In the 19th century, the Serbian term _knez_ (кнез) and the Bulgarian term _knyaz_ (княз) were revived to denote semi-independent rulers of those countries, such as Alexander Karađorđević and Alexander of Battenberg . In parts of Serbia and western Bulgaria, _knez_ was the informal title of the elder or mayor of a village or zadruga until around the 19th century. Those are officially called _градоначелник_ (gradonačelnik) (Serbia) and _градоначалник_ (gradonachalnik) or _кмет_ (kmet) (Bulgaria).
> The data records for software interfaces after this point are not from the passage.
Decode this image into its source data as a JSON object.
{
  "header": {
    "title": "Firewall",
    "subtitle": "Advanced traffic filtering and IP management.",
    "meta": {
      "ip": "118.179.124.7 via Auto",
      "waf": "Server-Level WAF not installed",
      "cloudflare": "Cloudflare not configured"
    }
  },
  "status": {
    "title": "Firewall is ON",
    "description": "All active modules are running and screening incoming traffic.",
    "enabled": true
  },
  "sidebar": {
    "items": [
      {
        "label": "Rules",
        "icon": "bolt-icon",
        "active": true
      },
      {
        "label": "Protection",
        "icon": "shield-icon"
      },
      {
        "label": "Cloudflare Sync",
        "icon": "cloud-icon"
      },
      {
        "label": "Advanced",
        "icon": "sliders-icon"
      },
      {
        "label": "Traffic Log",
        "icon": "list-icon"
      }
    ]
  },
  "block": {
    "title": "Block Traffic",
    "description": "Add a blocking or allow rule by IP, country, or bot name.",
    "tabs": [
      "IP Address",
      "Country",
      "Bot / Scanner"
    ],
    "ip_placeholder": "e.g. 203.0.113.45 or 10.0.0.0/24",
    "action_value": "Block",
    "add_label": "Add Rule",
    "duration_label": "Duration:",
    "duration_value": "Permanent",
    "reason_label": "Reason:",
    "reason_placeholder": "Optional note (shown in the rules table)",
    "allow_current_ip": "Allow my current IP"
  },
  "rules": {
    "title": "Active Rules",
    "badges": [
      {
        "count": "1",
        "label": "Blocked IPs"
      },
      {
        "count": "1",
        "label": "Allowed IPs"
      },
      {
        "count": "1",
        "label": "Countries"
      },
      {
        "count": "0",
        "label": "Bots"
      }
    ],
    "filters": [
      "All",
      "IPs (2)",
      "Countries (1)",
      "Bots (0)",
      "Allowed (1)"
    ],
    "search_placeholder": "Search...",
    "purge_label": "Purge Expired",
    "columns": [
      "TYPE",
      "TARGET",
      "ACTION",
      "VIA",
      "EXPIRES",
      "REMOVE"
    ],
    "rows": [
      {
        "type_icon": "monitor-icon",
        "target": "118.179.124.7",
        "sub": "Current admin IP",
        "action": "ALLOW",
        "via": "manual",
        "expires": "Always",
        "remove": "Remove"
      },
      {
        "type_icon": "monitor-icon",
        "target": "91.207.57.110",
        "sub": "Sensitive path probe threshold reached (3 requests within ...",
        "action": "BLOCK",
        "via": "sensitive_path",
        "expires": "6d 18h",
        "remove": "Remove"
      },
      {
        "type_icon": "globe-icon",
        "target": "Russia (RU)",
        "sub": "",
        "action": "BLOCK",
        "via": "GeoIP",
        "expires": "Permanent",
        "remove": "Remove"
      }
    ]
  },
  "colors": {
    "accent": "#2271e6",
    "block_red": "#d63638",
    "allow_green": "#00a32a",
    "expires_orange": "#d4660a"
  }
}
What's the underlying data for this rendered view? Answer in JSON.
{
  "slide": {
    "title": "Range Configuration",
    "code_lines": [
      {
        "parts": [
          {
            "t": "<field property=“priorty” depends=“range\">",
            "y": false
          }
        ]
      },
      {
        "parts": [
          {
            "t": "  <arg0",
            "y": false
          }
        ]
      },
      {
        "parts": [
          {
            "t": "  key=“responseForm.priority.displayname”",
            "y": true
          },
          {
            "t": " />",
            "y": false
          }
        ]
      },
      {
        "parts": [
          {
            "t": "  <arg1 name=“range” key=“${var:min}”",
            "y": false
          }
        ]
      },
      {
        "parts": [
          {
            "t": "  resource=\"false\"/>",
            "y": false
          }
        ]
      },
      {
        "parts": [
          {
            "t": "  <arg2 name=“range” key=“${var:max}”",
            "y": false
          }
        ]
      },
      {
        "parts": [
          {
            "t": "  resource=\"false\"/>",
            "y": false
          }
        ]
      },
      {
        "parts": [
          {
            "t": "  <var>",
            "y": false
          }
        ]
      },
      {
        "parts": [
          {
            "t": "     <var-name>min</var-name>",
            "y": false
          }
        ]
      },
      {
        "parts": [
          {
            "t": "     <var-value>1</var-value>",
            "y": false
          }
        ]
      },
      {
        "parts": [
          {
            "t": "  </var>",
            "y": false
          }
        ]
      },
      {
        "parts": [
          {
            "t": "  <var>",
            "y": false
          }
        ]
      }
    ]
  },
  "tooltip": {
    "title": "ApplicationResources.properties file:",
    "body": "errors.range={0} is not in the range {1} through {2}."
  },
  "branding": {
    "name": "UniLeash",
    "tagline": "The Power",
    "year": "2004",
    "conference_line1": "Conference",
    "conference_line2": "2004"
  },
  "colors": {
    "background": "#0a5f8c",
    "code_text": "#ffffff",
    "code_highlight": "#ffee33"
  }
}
BULGARIA

Prior to Battenberg, the title _knyaz_ was born by Simeon I during the First Bulgarian Empire (9th-10th century). At the height of his power, Simeon adopted the title of _tsar _ ("emperor"), as did the Bulgarian rulers after the country became officially independent in 1908.

As of Bulgaria's independence in 1908, Knyaz
Knyaz
Ferdinand became Tsar Ferdinand, and the words _knyaz/knyaginya_ began to be used instead for the tsar's children – the heir to the throne, for example, held the title _ Knyaz
Knyaz
Tarnovski_ (" Knyaz
Knyaz
of Tarnovo ").

SERBIA

* _knez_ (кнез) is a common term used in Serbian historiography for Serbian rulers in the Early Middle Ages, who were titled _archon _ in Greek. * _knez_ (кнез) was a noble title used in the Middle Ages. * _knez_ (кнез) was a title borne by local Serbian chiefs under the Ottoman Empire. * _obor-knez _ (обор-кнез) was a title borne by elected local native Serbian chiefs of the _nahiyah _ (district of a group of villages) in the Ottoman Sanjak of Smederevo (also known as the Belgrade Pashaluk). The obor-knez was senior chief and responsible for his district's people and was their spokesman (intermediary) in direct relations with the Pasha, though usually through the _sipahi _, and was in charge of the transfer of taxes levied on the villages. * _knez_ (кнез) was the monarchial title used by Miloš Obrenović in Serbia , translated as "Prince". Serbia (known as _Kneževina Srbija_) was _de facto_ independent since 1817, becoming _de jure_ independent with the 1869 constitution. The successors of Miloš used the title until 1882 when Serbia was elevated into a kingdom .

MONTENEGRO

* _knjaz_ (књаз) was a title borne by local Montenegrin chiefs under the Ottoman Empire. * _knjaz_ (књаз) was the monarchial title used by the Petrović-Njegoš dynasty in Montenegro , translated as "Prince".

SEE ALSO

* Voivode
Voivode
* Boyar * Hospodar

REFERENCES

* ^ de Madariaga, I. (1997) " Tsar
Tsar
into emperor: the title of Peter the Great", in Hatton, R.M. et al. _Royal and Republican Sovereignty in Early Modern Europe_, Cambridge University Press: Cambridge. ISBN 9780521026512 , p. 354 * ^ Даль В. Толковый словарь живого великорусского языка в 4-х т. М., 1956. Т. 2, с. 126; Рабинович М. Г. Очерки этнографии феодального города. М., 1978, с. 228. * ^ _A_ _B_ "князь". "Vasmer\'s Etymological Dictionary" online * ^ Фроянов И. Я. Киевская Русь. Л., 1980. С. 17 * ^ Skok, Petar. _Etimologijski Rječnik Hrvatskoga ili Srpskoga Jezika_. 1972. * ^ Ed. Kurz, Josef. _Slovnik Jazyka Staroslověnskeho: Lexicon Linguae Palaeoslavonicae._ 1958. * ^ "knez". _Oxford English Dictionary_, 1989, online (subscription required) * ^ Великий князь // Слова давно минувших дней. Энциклопедия русской старины (speakrus.ru)

SOURCES

* Mihaljčić, R. (1999) Knez. in: Ćirković S.i R.Mihaljčić Leksikon srpskog srednjeg veka, Beograd, str. 299-301

EXTERNAL LINKS

* Media related to Knyaz
Knyaz
at Wikimedia Commons

Retrieved from "https://en.wikipedia.org/w/index.php?title= Knyaz
Knyaz
additional terms may apply. By using this site, you agree to the Terms of Use and Privacy Policy .® is a registered trademark of the Wikimedia Foundation, Inc. , a non-profit organization.

* Privacy policy * About * Disclaimers * Contact